» **What you should do**:
In the listing below, locate the lines that hold "this" and copy them.

-=-=-

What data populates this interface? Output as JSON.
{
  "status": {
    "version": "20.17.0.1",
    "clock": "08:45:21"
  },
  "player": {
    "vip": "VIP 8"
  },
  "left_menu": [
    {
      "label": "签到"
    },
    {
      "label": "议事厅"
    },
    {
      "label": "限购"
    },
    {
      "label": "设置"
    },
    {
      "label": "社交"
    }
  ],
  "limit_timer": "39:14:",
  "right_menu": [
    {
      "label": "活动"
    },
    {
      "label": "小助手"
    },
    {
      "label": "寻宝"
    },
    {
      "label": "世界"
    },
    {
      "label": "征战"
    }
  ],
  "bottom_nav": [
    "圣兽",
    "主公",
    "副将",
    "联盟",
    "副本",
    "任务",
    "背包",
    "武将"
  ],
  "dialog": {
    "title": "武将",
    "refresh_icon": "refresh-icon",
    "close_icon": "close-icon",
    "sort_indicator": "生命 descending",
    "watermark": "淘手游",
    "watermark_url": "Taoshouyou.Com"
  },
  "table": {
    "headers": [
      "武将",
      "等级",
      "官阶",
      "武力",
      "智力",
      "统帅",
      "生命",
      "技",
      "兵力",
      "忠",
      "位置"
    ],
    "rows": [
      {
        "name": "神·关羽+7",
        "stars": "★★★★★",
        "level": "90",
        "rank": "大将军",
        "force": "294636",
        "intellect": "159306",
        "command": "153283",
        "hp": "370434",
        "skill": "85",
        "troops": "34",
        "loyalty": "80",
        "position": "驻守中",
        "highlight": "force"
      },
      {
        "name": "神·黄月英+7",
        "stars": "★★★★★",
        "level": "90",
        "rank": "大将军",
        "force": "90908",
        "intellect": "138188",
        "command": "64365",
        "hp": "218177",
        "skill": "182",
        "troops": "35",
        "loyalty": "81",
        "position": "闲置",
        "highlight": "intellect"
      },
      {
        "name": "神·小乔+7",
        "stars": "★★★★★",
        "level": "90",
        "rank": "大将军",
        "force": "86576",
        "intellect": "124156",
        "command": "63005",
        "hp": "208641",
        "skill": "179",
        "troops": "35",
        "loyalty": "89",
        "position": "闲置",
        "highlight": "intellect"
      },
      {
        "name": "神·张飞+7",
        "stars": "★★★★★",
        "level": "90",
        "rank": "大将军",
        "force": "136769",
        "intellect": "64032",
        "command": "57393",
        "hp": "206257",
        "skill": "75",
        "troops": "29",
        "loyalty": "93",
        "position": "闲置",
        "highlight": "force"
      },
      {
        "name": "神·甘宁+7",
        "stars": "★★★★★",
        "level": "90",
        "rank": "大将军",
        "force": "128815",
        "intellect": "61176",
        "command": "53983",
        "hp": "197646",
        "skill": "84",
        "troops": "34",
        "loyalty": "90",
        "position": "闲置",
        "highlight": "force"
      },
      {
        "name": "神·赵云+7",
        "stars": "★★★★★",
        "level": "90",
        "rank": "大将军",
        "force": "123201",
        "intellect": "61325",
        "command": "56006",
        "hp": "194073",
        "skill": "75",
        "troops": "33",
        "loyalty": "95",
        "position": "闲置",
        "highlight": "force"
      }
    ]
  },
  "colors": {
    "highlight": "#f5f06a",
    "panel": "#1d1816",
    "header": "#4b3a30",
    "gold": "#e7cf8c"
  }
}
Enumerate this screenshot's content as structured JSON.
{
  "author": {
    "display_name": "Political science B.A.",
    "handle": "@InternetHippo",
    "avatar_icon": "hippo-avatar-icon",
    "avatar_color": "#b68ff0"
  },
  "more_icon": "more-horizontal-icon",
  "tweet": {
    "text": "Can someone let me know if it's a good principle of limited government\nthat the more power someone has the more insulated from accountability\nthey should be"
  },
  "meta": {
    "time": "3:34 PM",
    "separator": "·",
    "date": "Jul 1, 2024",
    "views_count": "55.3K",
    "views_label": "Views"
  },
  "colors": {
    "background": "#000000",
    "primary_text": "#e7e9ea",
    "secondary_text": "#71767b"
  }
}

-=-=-

» **Task response**:
What data populates this interface? Output as JSON.
Enumerate this screenshot's content as structured JSON.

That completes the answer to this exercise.